A new study conducted by the University of Southern California supports short-term fasting could assist chemotherapy cancer treatments.
The study was recently published in the Science Translation Medicine Journal and research shows that when cancer patients abstain from food for a short time while undergoing chemotherapy treatment, some cancers were cured. Cancers included breast, melanoma and giloma cells.
The results were true for the lab mice and the next step is more detailed research.
“A way to beat cancer cells may not be to try to find drugs that kill them specifically but to confuse them by generating extreme environments, such as fasting those only normal cells can quickly respond to,” said Professor Valter Longo, the study’s lead researcher to Healthcare Global.
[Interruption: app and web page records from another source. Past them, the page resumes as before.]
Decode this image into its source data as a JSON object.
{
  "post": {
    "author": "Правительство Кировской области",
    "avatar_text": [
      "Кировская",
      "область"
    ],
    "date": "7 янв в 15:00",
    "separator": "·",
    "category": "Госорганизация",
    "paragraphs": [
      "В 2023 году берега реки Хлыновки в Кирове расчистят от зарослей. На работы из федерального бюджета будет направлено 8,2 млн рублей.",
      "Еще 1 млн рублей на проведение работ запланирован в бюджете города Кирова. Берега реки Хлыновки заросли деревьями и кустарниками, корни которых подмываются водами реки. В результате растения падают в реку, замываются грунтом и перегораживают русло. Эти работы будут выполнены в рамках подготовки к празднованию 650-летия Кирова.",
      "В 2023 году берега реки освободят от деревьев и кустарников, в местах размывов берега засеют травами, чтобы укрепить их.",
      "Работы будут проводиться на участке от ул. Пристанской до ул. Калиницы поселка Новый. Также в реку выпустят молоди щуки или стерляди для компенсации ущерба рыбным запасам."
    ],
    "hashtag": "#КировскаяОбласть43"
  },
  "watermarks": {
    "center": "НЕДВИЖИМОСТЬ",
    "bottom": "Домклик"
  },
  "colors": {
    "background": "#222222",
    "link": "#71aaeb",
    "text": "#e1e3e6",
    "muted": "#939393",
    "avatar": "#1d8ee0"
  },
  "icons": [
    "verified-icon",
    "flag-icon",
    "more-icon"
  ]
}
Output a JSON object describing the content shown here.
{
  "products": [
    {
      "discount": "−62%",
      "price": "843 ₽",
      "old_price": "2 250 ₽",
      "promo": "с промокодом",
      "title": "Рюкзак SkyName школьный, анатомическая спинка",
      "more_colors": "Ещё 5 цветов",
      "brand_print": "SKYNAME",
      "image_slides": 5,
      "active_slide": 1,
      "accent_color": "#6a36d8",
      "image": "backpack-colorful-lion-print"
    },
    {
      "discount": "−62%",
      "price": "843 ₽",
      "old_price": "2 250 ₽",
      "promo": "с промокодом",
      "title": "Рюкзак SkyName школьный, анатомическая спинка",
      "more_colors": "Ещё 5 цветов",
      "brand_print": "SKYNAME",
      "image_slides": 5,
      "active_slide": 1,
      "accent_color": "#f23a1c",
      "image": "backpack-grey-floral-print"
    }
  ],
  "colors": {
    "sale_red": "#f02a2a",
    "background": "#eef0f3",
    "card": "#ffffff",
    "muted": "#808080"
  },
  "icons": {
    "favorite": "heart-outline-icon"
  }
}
Scientists warn for patients not to read this information and begin fasting, more research needs to be complete to see if the results would be similar for humans.
To read more about fasting boosting chemotherapy treatments, please see healthcareglobal.com.
A Selenia Deimensions breast tomosythesis machine.
This February, the University of Kentucky Markey Cancer Center will begin offering state-of-the-art digital tomosynthesis for breast cancer screenings. UK will become the first and only medical center in Kentucky to use this new 3-D technology, the Lexington hospital announced in a release.
Tomosythesis will be used by radiologist to see patient’s breast structure, eliminating confusion of overlapping tissues. During a mammogram, tomosythesis technology will take multiple X-ray photos of the breast and from many angles. A computer will process the photos and create a 3-D image for radiologists. The new technology is believed to find much smaller and earlier stages of cancers that can be missed in a traditional mammogram.
“Tomosynthesis produces images in tiny slices that can be reconstructed into a 3-D image of the tissue, similar to way a CT scanner works,” Dr. Margaret Szabunio, associate medical director at UK’s Comprehensive Breast Cancer Center, said in a statement. “It allows us to look at breast tissue in a way we’ve never been able to before.”
UK plans to begin using tomosynthesis on patients this month. Patients who had an abnormality on a regular mammogram will come in for a tomosynthesis as their follow-up, according to the release.
Tomosynthesis will be used as a regular screening tool for women who are at a high risk of breast cancer or who have dense breast tissue.
“Tomosynthesis digital breast imaging will be of great benefit to our patients when it comes to detecting breast cancer in its early stages,” Dr. Mark Evers, director of the UK Markey Cancer Center, said in a statement. “The earlier a cancer is detected, the higher a patient’s chances are for a full recovery. This technology has the potential to save many, many lives.”